Philosophically, the importance of the willow tree has come a long way since the Assyrians (4000 BC) and Sumerians (3500 BC), who had seen its medicinal benefits. The first documented use of willow bark as an analgesic was recorded by Hippocrates in 4000 BC. The evolution of the willow tree’s use as a medicinal treatment occurred first with the question of the clinical potential of willow, then the discovery of the structure of salicin, and finally the chemical synthesis of salicylic acid and aspirin. The pharmacological component of willow bark, salicin, was discovered in 1838 by Raffaele Piria, an Italian chemist. Piria’s discovery of salicin led to further discoveries of the use of the compound and eventually to the synthesis of aspirin in 1893 by Felix Hoffman.For thousands of years, herbalists have looked to nature in order to solve various ailments.

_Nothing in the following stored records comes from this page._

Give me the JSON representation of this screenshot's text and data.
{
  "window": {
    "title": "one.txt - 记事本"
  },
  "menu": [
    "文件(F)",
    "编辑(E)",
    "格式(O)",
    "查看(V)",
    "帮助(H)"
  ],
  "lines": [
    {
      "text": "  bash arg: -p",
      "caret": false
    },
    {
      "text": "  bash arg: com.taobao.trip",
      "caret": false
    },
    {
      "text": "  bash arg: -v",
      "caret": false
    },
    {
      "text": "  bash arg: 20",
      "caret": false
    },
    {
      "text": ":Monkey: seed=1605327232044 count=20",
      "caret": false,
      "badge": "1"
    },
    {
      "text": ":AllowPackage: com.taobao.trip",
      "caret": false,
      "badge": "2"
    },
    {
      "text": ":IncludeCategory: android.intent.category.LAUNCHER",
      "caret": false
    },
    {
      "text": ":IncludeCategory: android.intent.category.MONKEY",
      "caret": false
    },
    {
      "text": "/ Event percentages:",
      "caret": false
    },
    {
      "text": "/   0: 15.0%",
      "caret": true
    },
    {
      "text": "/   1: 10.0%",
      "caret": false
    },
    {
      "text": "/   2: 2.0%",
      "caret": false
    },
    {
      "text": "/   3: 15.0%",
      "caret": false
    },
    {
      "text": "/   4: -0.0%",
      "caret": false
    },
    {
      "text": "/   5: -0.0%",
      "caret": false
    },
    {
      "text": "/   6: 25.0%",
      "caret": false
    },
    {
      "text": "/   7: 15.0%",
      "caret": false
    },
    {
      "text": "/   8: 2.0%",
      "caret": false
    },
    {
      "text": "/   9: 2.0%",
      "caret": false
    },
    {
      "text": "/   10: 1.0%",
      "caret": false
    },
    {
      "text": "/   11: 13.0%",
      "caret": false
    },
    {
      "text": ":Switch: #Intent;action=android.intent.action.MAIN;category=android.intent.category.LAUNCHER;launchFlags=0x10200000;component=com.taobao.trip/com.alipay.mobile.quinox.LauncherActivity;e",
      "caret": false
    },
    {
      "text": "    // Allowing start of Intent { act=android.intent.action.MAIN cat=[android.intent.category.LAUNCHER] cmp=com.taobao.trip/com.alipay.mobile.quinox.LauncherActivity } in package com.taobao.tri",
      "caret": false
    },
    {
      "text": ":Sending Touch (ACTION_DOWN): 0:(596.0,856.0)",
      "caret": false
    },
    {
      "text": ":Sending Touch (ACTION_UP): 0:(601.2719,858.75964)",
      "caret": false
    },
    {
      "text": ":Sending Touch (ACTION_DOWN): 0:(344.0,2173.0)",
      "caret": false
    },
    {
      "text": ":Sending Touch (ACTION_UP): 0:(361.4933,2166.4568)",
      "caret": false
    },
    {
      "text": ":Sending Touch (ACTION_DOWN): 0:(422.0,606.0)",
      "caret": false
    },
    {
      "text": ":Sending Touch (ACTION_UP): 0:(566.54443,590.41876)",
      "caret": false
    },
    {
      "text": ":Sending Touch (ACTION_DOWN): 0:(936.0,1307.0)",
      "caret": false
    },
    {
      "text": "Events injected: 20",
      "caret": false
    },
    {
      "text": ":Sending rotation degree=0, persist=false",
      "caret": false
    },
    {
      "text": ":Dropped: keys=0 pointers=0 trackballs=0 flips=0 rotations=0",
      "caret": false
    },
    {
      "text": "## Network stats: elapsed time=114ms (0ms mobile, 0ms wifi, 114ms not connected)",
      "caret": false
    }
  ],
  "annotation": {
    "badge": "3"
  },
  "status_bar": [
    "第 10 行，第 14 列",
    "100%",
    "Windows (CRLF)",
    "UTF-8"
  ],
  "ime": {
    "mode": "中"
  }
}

Although decrease in levels of lipid peroxidation in plasma and kidney to intermediate levels with a percentage of 7.5% and 19% respectively was observed in the diabetic group treated with 12.5% of blackberry beverage, but generally, the values are not statistically different if compared with the diabetic group treated only with water. In fact, the diabetic group treated with higher dose of blackberry beverage (25%) showed significantly different values in the reduction of lipid peroxidation levels with a percentage of 19% from the diabetic group
Third Generation Cephalosporin Cephalosporins are antimicrobial drugs that were first discovered in 1945 by Giuseppe Brotzu. Brotzu was a University of Cagliari professor and a Sardinia government official who worked to eradicate malaria. It was found that cultures of fungi called Cephalosporium acremonium, which came from sewage water, could inhibit the growth of other bacteria. Since then, many cephalosporin drugs have been formulated, among them the third generation cephalosporin, which has a broader spectrum of activity. Part 1: What Is Cephalosporin?

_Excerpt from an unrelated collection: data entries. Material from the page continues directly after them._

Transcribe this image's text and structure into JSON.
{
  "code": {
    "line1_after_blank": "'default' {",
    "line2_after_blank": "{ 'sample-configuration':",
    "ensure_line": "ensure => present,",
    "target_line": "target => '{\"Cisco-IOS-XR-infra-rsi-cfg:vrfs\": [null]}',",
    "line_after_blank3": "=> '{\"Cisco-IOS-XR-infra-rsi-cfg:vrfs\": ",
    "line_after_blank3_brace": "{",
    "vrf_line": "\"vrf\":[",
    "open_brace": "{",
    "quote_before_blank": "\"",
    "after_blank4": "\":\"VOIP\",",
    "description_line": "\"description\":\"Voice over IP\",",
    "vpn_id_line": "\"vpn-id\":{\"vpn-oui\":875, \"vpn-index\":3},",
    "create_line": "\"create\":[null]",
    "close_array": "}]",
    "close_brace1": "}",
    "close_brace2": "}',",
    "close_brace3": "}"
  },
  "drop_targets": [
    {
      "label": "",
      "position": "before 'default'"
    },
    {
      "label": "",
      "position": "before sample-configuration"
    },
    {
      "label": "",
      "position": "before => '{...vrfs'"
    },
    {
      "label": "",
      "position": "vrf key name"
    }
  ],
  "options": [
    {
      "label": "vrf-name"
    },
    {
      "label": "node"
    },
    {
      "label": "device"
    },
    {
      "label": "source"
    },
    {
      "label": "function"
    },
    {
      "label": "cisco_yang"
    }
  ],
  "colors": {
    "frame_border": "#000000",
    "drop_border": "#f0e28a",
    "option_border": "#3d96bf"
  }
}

Although two uncontrolled, non-comparative studies of high-dose BTX-A (200 U of Botox® in each axilla) described efficacy for as long as 29 months,[140,191] most other studies suggest little significant improvement with dosing >50 U per axilla. [56,85,144-146] One large randomized, double-bling, placebo-controlled, multicenter trial comparing 50 U and 75 U Botox® with placebo found no significant difference in the efficacy or duration of action with the higher Botox® dosage, and both doses were significantly better than placebo.  One report incurporated the use of hyaluronidase to facilitate spread and lower the overall dose of BTX-A